Most patients can return to work in about one week. Healing should be complete in about 3 months.
Another hearing test may be given to determine the amount of hearing recovery.
In many cases, myringoplasty can restore close to normal hearing. However, in patients with large or longstanding perforations, only limited improvement of hearing may occur.
You should not undertake air travel for one to two months after the operation or as advised by your surgeon.
Possible complications of surgery
All surgical procedures are associated with some risk. Despite the highest standards of surgical practice, complications are possible.
It is not usual for a doctor to dwell at length on every possible side effect or rare but serious complication of any surgical procedure. However it is important that you have enough information to weigh up the benefits and risks of myringoplasty.
Most patients will not have complications, but if you have concerns about possible side effects, discuss them with your surgeon. The following list of possible complications is intended to inform you, not to alarm you. There may be others that are not listed.
General risks of surgery
Possible complications include:
- wound infection (treatment with antibiotics may be needed)
- pain and discomfort that may persist
- nausea (typically from the anaesthetic; this usually settles down quickly)
- allergies to anaesthetic agents, antiseptic solution, suture material or dressings
- slow healing ( most likely in smokers and people with diabetes)
- side effects associated with general anaesthesia, that may include stroke, heart attack or deep venous thrombosis. Any of these may be life threatening.
Specific risks of myringoplasty
Graft failure: In about 10 to 15 out of every 100 operations, the tissue graft to close the hole may not “take”. This may require further surgery.
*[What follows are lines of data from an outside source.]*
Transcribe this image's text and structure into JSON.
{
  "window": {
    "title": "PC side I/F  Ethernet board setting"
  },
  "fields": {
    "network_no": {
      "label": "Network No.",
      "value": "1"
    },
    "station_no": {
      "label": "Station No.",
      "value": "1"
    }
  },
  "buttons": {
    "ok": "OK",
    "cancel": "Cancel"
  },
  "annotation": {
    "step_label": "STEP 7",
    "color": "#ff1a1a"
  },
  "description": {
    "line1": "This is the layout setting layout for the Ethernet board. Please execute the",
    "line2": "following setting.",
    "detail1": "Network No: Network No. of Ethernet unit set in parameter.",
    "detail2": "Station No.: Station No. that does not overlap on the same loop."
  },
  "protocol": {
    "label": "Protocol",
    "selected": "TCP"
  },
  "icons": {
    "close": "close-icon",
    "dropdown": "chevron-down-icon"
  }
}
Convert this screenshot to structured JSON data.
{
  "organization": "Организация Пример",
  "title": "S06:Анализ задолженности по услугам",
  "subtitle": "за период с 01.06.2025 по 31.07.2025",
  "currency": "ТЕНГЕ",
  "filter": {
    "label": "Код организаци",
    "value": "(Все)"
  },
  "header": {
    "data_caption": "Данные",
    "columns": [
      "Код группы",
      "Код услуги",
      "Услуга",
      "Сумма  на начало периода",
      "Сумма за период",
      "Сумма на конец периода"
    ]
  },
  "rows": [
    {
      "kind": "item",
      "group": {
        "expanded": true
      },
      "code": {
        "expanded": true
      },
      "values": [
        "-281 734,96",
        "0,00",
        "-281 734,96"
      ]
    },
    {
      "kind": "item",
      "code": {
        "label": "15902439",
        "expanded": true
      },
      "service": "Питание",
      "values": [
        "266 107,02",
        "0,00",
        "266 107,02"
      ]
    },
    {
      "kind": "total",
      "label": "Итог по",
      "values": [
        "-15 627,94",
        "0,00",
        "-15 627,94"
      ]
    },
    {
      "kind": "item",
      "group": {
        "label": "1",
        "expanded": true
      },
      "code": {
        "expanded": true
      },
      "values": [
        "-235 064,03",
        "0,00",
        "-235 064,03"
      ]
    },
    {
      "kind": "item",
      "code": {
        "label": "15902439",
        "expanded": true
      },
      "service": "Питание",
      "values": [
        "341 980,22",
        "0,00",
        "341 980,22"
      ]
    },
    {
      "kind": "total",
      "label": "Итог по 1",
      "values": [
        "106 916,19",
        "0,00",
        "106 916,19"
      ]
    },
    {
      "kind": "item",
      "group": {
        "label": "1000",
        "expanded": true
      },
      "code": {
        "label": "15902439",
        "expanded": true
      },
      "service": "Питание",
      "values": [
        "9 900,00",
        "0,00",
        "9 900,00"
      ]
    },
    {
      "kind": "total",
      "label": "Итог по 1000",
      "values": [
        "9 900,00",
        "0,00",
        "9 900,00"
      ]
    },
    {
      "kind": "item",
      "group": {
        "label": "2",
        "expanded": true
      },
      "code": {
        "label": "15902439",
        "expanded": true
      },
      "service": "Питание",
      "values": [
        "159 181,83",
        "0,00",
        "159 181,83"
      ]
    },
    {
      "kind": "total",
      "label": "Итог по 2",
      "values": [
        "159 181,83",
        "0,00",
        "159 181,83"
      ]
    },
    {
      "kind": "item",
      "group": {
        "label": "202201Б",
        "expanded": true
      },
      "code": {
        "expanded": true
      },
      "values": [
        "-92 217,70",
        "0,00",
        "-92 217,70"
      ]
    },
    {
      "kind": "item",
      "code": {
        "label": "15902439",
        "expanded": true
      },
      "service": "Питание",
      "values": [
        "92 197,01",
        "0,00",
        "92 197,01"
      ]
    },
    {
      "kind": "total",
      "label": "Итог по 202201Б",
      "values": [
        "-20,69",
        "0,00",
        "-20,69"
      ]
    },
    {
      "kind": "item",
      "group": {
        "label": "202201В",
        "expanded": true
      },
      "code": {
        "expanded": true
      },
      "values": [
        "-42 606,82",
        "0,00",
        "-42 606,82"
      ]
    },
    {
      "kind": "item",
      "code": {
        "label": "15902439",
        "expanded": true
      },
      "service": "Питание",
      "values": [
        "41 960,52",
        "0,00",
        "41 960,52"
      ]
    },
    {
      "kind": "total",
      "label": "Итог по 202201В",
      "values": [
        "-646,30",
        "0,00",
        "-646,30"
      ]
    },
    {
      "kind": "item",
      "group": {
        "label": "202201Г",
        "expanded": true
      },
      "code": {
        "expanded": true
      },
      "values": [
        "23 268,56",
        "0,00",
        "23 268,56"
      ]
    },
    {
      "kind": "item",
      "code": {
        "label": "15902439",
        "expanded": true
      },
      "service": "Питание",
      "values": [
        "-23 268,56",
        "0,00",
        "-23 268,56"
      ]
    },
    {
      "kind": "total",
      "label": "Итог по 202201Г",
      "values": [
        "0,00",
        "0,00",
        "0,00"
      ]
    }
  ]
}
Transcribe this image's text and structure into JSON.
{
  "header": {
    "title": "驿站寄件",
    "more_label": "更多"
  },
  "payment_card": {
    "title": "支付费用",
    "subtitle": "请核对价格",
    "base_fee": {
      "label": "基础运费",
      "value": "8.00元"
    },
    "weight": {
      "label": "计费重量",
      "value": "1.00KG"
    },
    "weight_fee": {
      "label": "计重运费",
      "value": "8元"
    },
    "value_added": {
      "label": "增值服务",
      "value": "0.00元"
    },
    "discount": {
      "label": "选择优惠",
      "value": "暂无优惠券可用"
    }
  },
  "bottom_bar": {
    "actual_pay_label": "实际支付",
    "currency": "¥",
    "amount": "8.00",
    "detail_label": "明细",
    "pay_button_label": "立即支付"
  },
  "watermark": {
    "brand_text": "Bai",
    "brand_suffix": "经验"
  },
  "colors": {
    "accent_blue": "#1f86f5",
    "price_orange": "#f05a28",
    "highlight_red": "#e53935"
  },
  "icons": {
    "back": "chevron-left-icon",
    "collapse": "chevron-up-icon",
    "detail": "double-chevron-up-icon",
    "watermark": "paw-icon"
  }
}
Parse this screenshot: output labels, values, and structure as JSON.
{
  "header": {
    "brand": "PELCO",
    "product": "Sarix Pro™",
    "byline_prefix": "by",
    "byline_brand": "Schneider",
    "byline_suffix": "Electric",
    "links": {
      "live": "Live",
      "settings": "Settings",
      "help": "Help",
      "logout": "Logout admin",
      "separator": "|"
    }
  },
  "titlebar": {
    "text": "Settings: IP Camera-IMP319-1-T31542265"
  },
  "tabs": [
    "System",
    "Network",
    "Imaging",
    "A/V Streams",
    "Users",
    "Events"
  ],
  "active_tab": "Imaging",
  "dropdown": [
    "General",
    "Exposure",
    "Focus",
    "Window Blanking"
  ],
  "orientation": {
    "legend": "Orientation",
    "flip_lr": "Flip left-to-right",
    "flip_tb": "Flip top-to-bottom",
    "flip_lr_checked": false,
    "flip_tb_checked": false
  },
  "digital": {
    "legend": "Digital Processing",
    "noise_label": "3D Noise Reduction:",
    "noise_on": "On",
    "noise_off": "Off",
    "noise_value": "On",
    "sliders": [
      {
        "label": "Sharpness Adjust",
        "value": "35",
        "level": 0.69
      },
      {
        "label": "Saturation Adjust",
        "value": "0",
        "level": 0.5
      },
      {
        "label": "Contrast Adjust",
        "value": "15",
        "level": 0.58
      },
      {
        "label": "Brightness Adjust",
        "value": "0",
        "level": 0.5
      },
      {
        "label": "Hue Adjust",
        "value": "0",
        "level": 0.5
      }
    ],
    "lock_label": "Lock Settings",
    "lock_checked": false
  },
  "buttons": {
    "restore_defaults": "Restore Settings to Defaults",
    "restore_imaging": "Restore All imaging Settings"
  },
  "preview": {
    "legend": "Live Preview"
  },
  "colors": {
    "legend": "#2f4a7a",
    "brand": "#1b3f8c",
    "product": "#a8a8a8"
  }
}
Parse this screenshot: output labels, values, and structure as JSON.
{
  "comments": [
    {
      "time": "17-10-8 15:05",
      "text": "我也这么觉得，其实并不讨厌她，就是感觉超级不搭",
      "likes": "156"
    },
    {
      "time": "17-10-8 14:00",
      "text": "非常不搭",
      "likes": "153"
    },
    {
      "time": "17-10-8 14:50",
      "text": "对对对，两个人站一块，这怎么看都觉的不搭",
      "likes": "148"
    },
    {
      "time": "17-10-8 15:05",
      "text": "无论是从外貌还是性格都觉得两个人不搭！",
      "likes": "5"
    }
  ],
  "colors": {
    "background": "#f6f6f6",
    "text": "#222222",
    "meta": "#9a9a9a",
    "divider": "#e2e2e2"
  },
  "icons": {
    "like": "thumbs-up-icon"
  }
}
Tinnitus: A ringing or other noise in the ear may occur after surgery, but the noise usually stops after a few weeks. Rarely, it may persist or become permanent. If present before surgery, it may rarely become permanently louder after surgery.
Hearing loss and balance disturbance: These may persist for days or weeks but generally resolve spontaneously. Rarely, total deafness can occur in the operated ear (less than 1 patient in 1000).
Numbness: Due to the incision, numbness of the top half of the ear may persist, but generally settles after a few months.
Taste disturbance and dry mouth: The nerve of taste passes through the middle ear and may be injured during surgery. Some patients experience a taste disturbance on that side of the tongue for a few months and dryness of the mouth. Occasionally these are permanent.
Facial paralysis: As the facial nerve is close to the site of surgery, paralysis of facial muscles on that side of the face may uncommonly occur. It usually recovers in a few days or weeks. Rarely, paralysis may be permanent (less than 1 patient in 1000).
Keloid or hypertrophic scar: The incision behind the ear may heal as a thick, raised (keloid) scar or hypertrophic scar. There may be hair loss around the scar, which sometimes is permanent.
Blunting: After canalplasty, excessive scar tissue may form, partially blocking the deep ear canal and leading to some hearing loss. Such “blunting” of the angle between the front of the eardrum and the ear canal can be difficult to correct.
Inadequate hearing: Despite a successful surgical outcome, a hearing aid may still have to be worn.
Cholesteotoma: Sometimes, skin may grow from the edges of the perforation into the middle ear. If this skin is not removed completely at the time of operation, a skin cyst can develop deep to the grafted eardrum. This cyst, or cholesteotoma, must be removed surgically to prevent further damage to the middle ear and other complications. A cholesteotoma may be detected by the surgeon at a routine six-month or 12 month postoperative visit.
Report to your surgeon
Tell your surgeon at once if you develop any of the following:
- Temperature higher than 38 degrees Celsius or chills.
- Persistent pain, redness, pus or swelling around the wound
- Nausea or vomiting
- Extensive discharge from the operation area
- Any troublesome ear symptoms
- Any concerns you have regarding your surgery